UC Santa Cruz raises more than $500,000 for student scholarships

Chancellor M.R.C. Greenwood announced today (Friday, October 10) that proceeds from the Scholarships Benefit Dinner and associated activities have raised more than $500,000. That figure will increase at the October 11 event, when more than 300 attendees will vie for unique items offered in a silent auction. Proceeds will support scholarships, fellowships, internships, and service-learning opportunities for both undergraduate and graduate students.

First annual benefit dinner gains broad support from private donors and foundations
"The timing for this stunning achievement couldn't be better," Greenwood noted. With the current difficult economy and the rising cost of student fees, many families could not afford to send their children to the university, without scholarships and other forms of financial aid."

Chancellor Greenwood is co-host of the benefit dinner with the UC Santa Cruz Foundation and the UCSC Alumni Council. "I'm very proud that so many alumni are supporting educational excellence, so that today's students can benefit as we did in our time at UC Santa Cruz," said Foundation president and alumnus Kenneth Feingold, a Los Angeles attorney. "And it is a pleasure to see our trustees stepping forward as well."

Among the table sponsors and major donors are numerous alumni, plus parents of current students and UCSC graduates, Foundation trustees, and other campus friends. Corporate and foundation sponsors include campus partners from Silicon Valley and beyond, including Adobe, Hewlett-Packard, IBM, Intel, Korea Telecom, Microsoft, the Ford Foundation, the Koret Foundation, and the David and Lucile Packard Foundation.

Currently, approximately 60 per cent of UC Santa Cruz undergraduates receive a combination of scholarships, grants, loans, and part-time employment opportunities. In 2002-03, the campus provided financial support for more than 7,300 of its undergraduates, up from 5,700 five years earlier, and the need is growing. The UC Regents increased student fees last year and again this fall in the face of severe budget cuts; UC Santa Cruz is experiencing a 15 per cent increase in financial aid requests for 2003-04.
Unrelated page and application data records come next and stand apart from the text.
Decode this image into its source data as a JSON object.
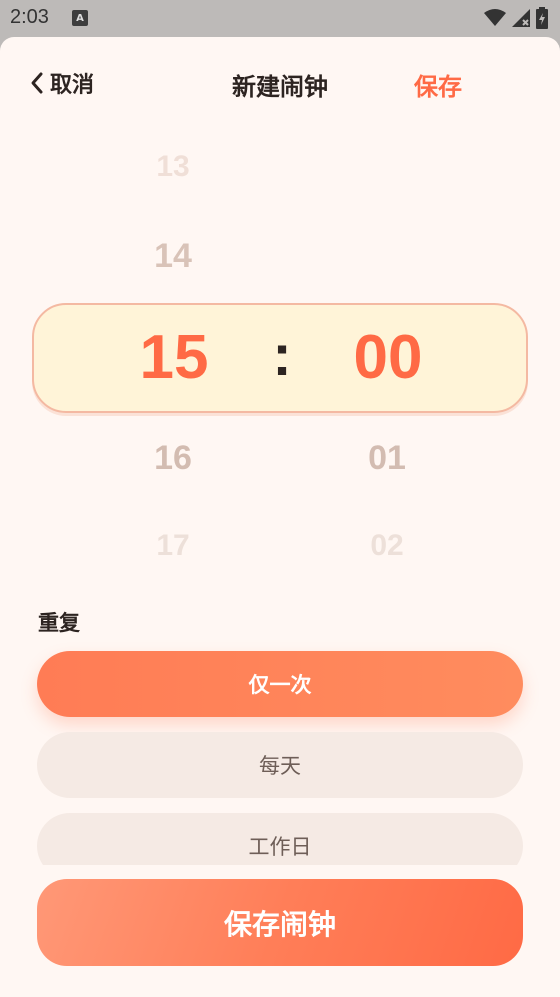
{
  "status_bar": {
    "time": "2:03",
    "indicator_letter": "A",
    "icons": [
      "wifi-icon",
      "signal-icon",
      "battery-icon"
    ]
  },
  "header": {
    "back_label": "取消",
    "title": "新建闹钟",
    "save_label": "保存"
  },
  "picker": {
    "hour": {
      "far_above": "13",
      "above": "14",
      "selected": "15",
      "below": "16",
      "far_below": "17"
    },
    "minute": {
      "selected": "00",
      "below": "01",
      "far_below": "02"
    },
    "separator": ":"
  },
  "repeat": {
    "label": "重复",
    "options": [
      {
        "label": "仅一次",
        "selected": true
      },
      {
        "label": "每天",
        "selected": false
      },
      {
        "label": "工作日",
        "selected": false
      }
    ]
  },
  "save_button": {
    "label": "保存闹钟"
  },
  "colors": {
    "accent": "#ff6a45",
    "background": "#fff7f3",
    "selection_fill": "#fff4d8",
    "text_dark": "#2d2421"
  }
}
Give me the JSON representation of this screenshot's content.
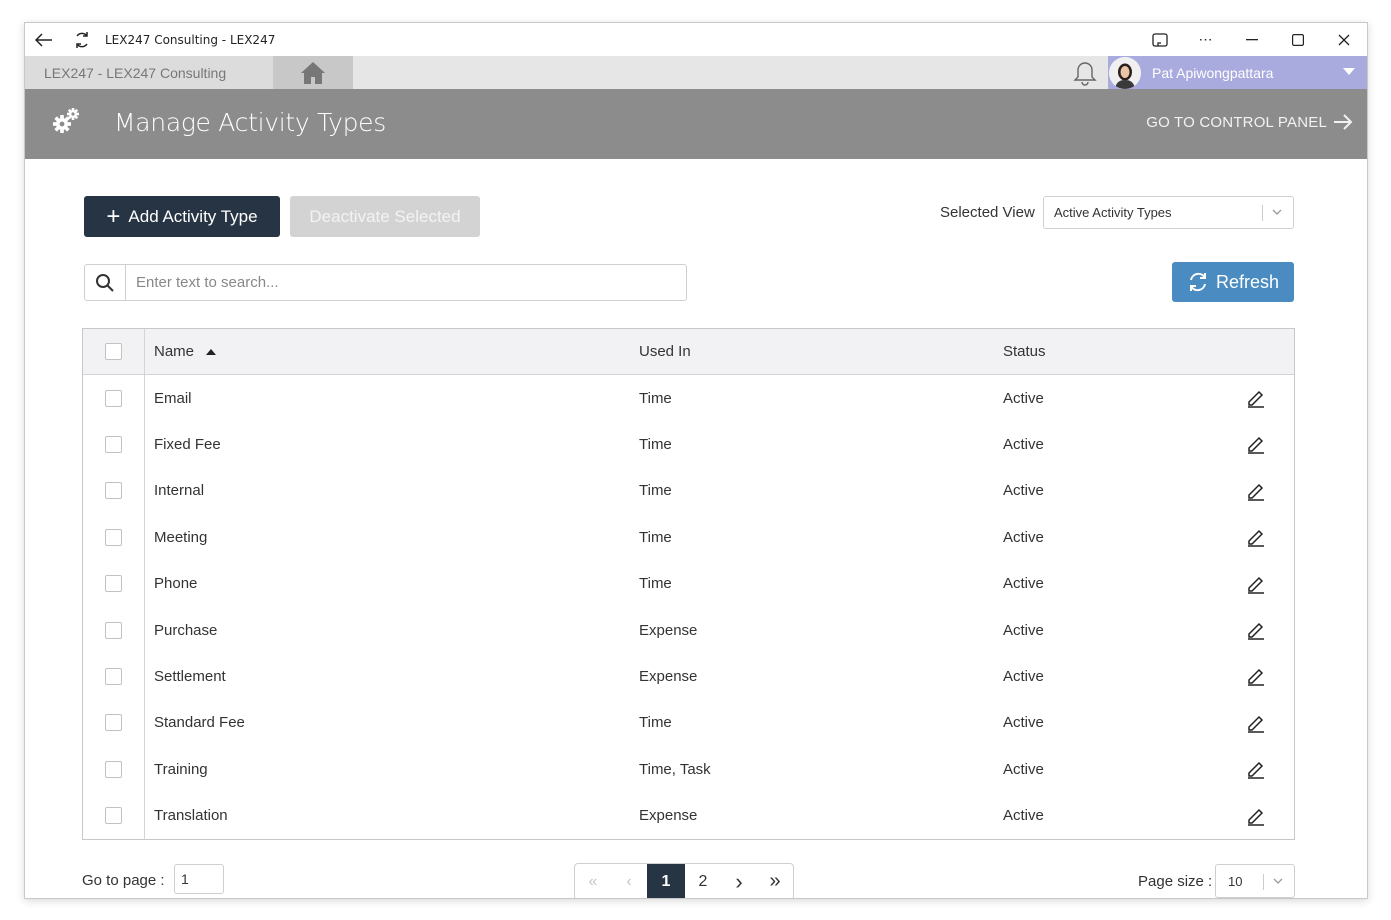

Private donors support more than 200 scholarship and fellowship funds at UC Santa Cruz. The largest funds include the Alumni Association Scholarship Fund and the Karl S. Pister Leadership Opportunity Awards. The latter, named after UCSC chancellor emeritus, the program's founder, supports $20,000 scholarships for students from the region's community colleges.

Nationally, tuition and fees at private and public universities have more than doubled over the past 20 years, even with inflation taken into account. With many states facing the worst budget crisis in 60 years, fees and tuition at four-year public institutions jumped almost 10 percent between 2002 and 2003, with more dramatic increases expected in the coming year. As a result, students graduate with more debt. At UC Santa Cruz, the average cumulative indebtedness of undergraduates is $13,282.